DATA FOR THIS EXERCISE:

= = =

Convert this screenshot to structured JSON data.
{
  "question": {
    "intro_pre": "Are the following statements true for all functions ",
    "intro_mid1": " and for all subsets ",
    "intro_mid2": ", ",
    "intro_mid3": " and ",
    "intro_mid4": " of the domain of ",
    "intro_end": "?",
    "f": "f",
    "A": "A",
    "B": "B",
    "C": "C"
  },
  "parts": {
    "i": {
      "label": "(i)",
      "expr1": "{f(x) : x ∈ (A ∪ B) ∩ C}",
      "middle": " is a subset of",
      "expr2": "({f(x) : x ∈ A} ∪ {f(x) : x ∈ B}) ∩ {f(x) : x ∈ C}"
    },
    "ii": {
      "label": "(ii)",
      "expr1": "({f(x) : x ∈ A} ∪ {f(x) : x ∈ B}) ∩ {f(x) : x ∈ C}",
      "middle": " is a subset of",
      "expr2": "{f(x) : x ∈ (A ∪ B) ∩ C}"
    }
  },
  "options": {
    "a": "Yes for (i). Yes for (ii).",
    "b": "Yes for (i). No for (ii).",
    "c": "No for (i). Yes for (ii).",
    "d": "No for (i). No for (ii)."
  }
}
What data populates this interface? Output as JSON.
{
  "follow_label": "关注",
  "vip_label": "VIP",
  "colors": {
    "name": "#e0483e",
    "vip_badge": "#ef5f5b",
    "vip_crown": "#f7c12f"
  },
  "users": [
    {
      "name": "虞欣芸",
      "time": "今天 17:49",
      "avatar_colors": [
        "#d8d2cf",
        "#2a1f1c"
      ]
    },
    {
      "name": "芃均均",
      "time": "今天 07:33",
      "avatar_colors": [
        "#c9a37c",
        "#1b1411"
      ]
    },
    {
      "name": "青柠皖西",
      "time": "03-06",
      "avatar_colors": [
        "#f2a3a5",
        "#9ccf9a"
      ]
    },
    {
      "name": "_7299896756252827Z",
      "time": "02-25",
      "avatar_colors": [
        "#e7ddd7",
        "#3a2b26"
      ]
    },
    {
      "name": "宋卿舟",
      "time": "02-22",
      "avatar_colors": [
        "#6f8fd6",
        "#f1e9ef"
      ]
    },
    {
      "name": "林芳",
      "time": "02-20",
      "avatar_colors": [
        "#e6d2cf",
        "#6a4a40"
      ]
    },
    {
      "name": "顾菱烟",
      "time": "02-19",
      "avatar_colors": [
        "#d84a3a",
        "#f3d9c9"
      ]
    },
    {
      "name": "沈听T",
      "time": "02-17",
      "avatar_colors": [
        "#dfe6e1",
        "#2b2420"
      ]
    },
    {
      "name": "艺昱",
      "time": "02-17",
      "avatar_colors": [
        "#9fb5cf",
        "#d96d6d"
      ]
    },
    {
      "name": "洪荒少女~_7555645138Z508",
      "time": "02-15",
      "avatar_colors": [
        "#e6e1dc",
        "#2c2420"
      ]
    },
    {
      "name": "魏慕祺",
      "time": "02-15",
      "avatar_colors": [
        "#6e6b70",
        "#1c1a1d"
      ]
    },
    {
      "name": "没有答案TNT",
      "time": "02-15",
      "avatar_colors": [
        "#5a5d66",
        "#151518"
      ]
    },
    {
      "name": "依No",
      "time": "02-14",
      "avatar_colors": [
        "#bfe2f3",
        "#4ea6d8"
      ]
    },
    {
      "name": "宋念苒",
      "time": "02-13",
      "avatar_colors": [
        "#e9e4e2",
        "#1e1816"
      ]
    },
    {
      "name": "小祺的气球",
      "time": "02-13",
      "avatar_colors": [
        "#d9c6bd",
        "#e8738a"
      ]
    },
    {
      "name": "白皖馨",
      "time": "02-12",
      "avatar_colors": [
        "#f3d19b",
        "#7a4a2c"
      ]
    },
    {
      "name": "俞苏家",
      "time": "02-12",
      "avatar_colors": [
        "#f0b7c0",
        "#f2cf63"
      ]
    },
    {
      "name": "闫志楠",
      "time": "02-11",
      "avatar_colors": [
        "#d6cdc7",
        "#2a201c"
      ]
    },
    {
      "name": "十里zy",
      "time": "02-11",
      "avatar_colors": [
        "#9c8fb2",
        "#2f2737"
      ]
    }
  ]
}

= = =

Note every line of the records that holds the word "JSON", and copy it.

RESULT:
Convert this screenshot to structured JSON data.
What data populates this interface? Output as JSON.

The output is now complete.